    As is, my field was education, and the amount I would have taken home is truly minimal.
    In short, since there is no money, and no prestige, in education, it was not difficult to give that up.
    I always say that I stayed in my field, education, I just changed the type of education and took a pay cut. But, since the pay was never great, the cut wasn’t so significant!
    ;-)

  33. Sure, I’ve wondered what it would be like to work outside the home full time. And yeah, sometimes I think it would be great to just get away from it all, but the attraction fades really fast because I always think about my kids being raised by someone other than their mother. Nope, not worth it.

  34. Sure, I’ve wondered what it would be like to work outside the home full time. And yeah, sometimes I think it would be great to just get away from it all, but the attraction fades really fast because I always think about my kids being raised by someone other than their mother.
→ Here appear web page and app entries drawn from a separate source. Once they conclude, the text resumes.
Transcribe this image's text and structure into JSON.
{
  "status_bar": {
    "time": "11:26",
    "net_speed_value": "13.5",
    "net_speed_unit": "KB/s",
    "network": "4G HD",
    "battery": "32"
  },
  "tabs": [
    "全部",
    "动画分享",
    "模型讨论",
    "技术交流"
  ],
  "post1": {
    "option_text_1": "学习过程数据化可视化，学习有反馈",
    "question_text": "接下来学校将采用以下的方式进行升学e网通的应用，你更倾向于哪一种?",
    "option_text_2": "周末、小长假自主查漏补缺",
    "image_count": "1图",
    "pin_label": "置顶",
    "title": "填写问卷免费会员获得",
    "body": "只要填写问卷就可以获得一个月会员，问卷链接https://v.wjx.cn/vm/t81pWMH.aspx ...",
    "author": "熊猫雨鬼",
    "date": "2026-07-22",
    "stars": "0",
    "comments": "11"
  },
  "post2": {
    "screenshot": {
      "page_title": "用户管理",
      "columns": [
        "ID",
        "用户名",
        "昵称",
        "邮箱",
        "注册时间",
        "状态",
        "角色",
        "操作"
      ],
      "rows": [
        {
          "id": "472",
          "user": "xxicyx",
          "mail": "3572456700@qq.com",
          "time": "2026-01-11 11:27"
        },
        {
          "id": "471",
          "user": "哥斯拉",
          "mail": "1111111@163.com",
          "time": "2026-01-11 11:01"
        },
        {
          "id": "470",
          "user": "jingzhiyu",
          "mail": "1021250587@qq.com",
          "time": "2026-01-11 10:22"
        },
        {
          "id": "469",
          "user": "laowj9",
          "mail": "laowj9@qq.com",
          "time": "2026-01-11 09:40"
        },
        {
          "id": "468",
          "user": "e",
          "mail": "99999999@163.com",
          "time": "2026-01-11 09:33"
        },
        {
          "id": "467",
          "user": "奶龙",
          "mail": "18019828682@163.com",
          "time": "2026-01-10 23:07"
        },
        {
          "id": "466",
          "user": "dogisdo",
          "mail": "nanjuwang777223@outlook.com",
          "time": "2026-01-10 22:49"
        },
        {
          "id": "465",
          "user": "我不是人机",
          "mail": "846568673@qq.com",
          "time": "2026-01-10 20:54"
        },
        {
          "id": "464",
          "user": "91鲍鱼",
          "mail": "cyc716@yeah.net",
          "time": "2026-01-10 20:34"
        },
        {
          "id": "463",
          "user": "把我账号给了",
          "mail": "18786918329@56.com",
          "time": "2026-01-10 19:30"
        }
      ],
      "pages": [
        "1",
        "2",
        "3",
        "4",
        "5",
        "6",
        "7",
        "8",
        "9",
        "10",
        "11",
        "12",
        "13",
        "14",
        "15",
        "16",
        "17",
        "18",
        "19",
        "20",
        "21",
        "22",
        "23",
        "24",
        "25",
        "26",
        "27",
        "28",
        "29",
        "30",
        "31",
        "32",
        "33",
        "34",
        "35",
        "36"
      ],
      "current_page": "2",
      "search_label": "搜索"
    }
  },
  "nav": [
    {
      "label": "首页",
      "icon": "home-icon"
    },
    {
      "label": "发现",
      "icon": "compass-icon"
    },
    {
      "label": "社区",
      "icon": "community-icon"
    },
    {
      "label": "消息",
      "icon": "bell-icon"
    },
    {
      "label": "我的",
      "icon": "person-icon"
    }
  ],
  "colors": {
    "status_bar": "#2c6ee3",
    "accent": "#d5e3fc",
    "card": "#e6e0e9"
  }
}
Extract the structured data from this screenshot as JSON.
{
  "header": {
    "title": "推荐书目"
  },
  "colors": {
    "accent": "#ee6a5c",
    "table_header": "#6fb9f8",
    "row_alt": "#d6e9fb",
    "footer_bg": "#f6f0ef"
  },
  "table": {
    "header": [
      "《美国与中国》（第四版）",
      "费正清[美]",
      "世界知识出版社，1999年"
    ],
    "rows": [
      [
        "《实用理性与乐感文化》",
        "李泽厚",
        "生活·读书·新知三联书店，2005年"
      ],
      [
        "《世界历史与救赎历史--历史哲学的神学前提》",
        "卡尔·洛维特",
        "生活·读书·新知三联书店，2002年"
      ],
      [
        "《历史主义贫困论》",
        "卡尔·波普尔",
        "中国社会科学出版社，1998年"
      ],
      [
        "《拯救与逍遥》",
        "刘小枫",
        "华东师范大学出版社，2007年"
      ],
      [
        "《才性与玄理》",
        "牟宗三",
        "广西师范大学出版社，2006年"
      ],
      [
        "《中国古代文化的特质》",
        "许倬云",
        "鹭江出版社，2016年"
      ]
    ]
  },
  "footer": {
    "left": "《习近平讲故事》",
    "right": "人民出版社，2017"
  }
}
Nope, not worth it.

  35. I go back and forth about this – I was never comfortable in a job, so I don’t really want to work full-time.
    I’m really happy that my baby loves me and is with me all day, but sometimes I get tired of being on call 24/7.
    On the other hand, being home and not having a job outside the house is hard on me.
    You just can’t get everything you want.
    But you can appreciate the good in what you have.

  36. I go back and forth about this – I was never comfortable in a job, so I don’t really want to work full-time.
    I’m really happy that my baby loves me and is with me all day, but sometimes I get tired of being on call 24/7.
    On the other hand, being home and not having a job outside the house is hard on me.
    You just can’t get everything you want.
    But you can appreciate the good in what you have.